The MAMCO collection includes two works by François Ristori (1936–2015). Produced in the early 1970s, both belong to a series that the artist called Traces-Formes.
Following two years of grueling military service in Algeria, Ristori resumed his studies at the Beaux-Arts de Paris fine arts school in 1959. His works from this period showed a clear predilection for gestural abstraction: Ristori used a limited palette of colors and a regular brush stroke to achieve uniform coverage, with some paintings exceeding 380 cm in length.
In 1967, Ristori began altering his approach, shifting from automatic to systematic painting. At a time of great societal upheaval, he turned his focus to process, taking blue, red, and white hexagons as his preferred motif. Ristori was a contemporary of the artists whose works were shown in Systemic Painting, a 1966 exhibition by Lawrence Alloway at the Guggenheim in New York. In this period, he adopted conceptual, extensive painting as his medium of expression.
In the fall of 1969, Daniel Buren and Niele Toroni—who, as members of the BMPT collective, had called for “reduced” painting (non-expressive, non-perfectible and non-illusionist)—were invited to exhibit at the Sixth Biennale de Paris. In the end, they gave up their place for Ristori, who showed his paintings in public for the very first time. He went on to forge other, equally important relationships with artists such as André Cadere, Bernard Joubert, Claude Rutault, as well as with Yvon Lambert.
In the spring of 2021, the floor of MAMCO became the canvas on which the museum applied the process behind Traces-Formes (c. 1970). According to Ristori’s method, the pattern could be drawn in chalk, pencil, felt pen, or oil pastel, in color or in black and white, and—depending on the chosen medium—indoors or outdoors, on a horizontal or vertical surface, and opaquely or transparently. In 1976, Ristori reproduced this concept outdoors on two occasions: in the middle of Rue de l’Echaudé in Paris (for Galerie Yvon Lambert) and on the sidewalk at 105 Hudson Street in New York (for Paula Cooper Gallery). The process behind Traces-Formes is one of extensive painting—which lends itself to large-scale formats—and of delegation and in-situ adaptation.Like his three-colored hexagons, Ristori’s art may have been abstract, but it still retained the power to convey the structure inherent in context.
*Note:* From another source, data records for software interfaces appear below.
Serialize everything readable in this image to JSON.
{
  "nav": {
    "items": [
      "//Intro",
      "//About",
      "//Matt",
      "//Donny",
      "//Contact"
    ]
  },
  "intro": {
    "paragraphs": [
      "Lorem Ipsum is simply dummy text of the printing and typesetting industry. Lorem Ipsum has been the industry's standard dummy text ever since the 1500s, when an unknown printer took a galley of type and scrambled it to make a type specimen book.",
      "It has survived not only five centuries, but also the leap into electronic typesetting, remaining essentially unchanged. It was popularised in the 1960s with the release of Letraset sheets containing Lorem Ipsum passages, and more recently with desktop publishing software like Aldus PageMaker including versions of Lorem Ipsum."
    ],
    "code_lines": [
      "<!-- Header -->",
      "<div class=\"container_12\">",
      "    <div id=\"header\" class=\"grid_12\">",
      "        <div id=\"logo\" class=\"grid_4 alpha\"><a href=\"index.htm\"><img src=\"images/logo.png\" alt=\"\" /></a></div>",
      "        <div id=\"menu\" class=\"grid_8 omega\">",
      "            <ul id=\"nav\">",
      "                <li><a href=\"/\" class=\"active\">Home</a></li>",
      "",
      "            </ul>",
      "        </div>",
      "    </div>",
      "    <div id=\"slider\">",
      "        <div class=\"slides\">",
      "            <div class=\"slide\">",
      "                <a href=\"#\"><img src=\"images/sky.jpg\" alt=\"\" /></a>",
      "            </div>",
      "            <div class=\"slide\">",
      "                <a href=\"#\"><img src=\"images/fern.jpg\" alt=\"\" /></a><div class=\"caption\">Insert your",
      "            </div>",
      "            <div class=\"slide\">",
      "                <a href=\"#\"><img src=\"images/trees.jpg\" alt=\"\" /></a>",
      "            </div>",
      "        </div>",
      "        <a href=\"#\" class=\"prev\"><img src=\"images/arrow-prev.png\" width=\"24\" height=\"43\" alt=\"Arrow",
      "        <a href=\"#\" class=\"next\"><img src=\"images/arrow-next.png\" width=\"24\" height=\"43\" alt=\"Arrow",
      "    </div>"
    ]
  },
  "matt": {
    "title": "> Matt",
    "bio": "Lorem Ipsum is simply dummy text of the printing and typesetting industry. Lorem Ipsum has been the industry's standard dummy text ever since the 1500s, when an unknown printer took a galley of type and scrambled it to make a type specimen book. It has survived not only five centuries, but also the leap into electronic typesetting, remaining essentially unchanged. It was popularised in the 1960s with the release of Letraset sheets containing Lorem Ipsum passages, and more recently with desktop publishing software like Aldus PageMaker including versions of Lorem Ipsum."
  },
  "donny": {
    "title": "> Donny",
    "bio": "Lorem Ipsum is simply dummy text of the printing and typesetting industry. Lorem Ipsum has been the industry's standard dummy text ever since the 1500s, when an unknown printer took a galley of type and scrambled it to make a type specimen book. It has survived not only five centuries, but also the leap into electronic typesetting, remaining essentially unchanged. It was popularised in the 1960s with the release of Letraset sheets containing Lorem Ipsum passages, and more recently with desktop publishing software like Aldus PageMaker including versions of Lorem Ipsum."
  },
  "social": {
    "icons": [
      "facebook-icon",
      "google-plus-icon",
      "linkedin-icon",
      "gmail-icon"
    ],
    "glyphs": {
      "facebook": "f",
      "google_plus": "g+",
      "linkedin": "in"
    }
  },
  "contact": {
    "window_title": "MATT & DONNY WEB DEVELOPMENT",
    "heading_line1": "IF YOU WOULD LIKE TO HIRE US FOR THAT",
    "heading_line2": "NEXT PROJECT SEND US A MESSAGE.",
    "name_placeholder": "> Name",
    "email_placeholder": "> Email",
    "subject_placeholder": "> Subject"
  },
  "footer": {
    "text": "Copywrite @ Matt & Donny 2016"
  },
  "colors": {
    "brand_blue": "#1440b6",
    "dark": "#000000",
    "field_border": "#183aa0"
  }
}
Exhibition curated by Julien Fronsacq, in collaboration with the Centre Pompidou and the Fonds de dotation François Ristori